  • Procedures that are considered cosmetic
  • Medications or procedures that are only meant to treat specific health conditions
  • Medicines that have low-cost alternatives (generic versions) that are just as effective as the originals
  • Prescription drugs that are often misused
  • Medicines that can present health risks when combined with other drugs

If you’re changing your insurance to a new policy, it’s important to find out what the new policy will and won’t pay for before you start the plan. Because each insurance company has its own rules, the requirements for getting pre-authorization for a specific procedure or drug can also be different. If you’re currently using medications that require prior authorization, it’s essential to understand if the new insurance company requires the same process for obtaining prescriptions.

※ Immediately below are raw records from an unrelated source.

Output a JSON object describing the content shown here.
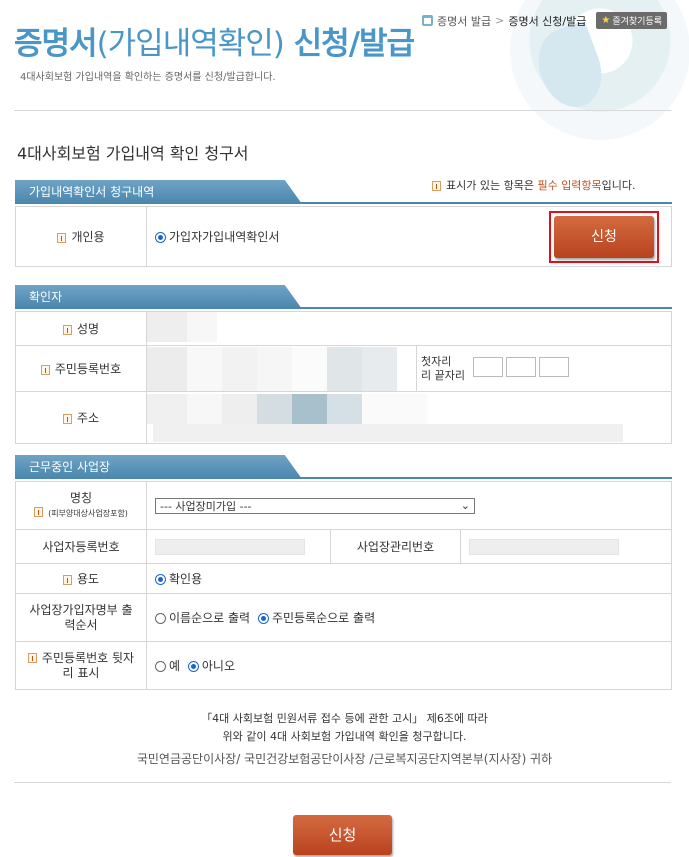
{
  "header": {
    "title_main": "증명서",
    "title_paren": "(가입내역확인)",
    "title_rest": " 신청/발급",
    "description": "4대사회보험 가입내역을 확인하는 증명서를 신청/발급합니다.",
    "breadcrumb": [
      "증명서 발급",
      "증명서 신청/발급"
    ],
    "favorite_label": "즐겨찾기등록"
  },
  "form": {
    "title": "4대사회보험 가입내역 확인 청구서",
    "notice_prefix": "표시가 있는 항목은",
    "notice_em": "필수 입력항목",
    "notice_suffix": "입니다."
  },
  "section1": {
    "header": "가입내역확인서 청구내역",
    "row_label": "개인용",
    "radio_label": "가입자가입내역확인서",
    "apply_button": "신청"
  },
  "section2": {
    "header": "확인자",
    "name_label": "성명",
    "ssn_label": "주민등록번호",
    "ssn_hint_1": "첫자리",
    "ssn_hint_2": "리 끝자리",
    "address_label": "주소"
  },
  "section3": {
    "header": "근무중인 사업장",
    "name_label": "명칭",
    "name_sublabel": "(피부양대상사업장포함)",
    "workplace_select": "--- 사업장미가입 ---",
    "biz_reg_label": "사업자등록번호",
    "workplace_mgmt_label": "사업장관리번호",
    "purpose_label": "용도",
    "purpose_option": "확인용",
    "print_order_label": "사업장가입자명부 출력순서",
    "print_order_options": [
      "이름순으로 출력",
      "주민등록순으로 출력"
    ],
    "print_order_selected": "주민등록순으로 출력",
    "ssn_display_label": "주민등록번호 뒷자리 표시",
    "ssn_display_options": [
      "예",
      "아니오"
    ],
    "ssn_display_selected": "아니오"
  },
  "closing": {
    "line1": "「4대 사회보험 민원서류 접수 등에 관한 고시」 제6조에 따라",
    "line2": "위와 같이 4대 사회보험 가입내역 확인을 청구합니다.",
    "agencies": "국민연금공단이사장/ 국민건강보험공단이사장 /근로복지공단지역본부(지사장) 귀하"
  },
  "bottom_button": "신청",
  "colors": {
    "title_blue": "#4a96c8",
    "section_header": "#4a86ad",
    "apply_button": "#b8431f",
    "highlight_outline": "#e0101a",
    "required_text": "#c05020"
  }
}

Remember that, before any scheduled medical treatments, it’s important to check with your healthcare provider and insurance company to find out if you need a prior authorization. In addition, you should check on prior authorization requirements well in advance of your scheduled treatment date to ensure there’s enough time for all the required paperwork to go through.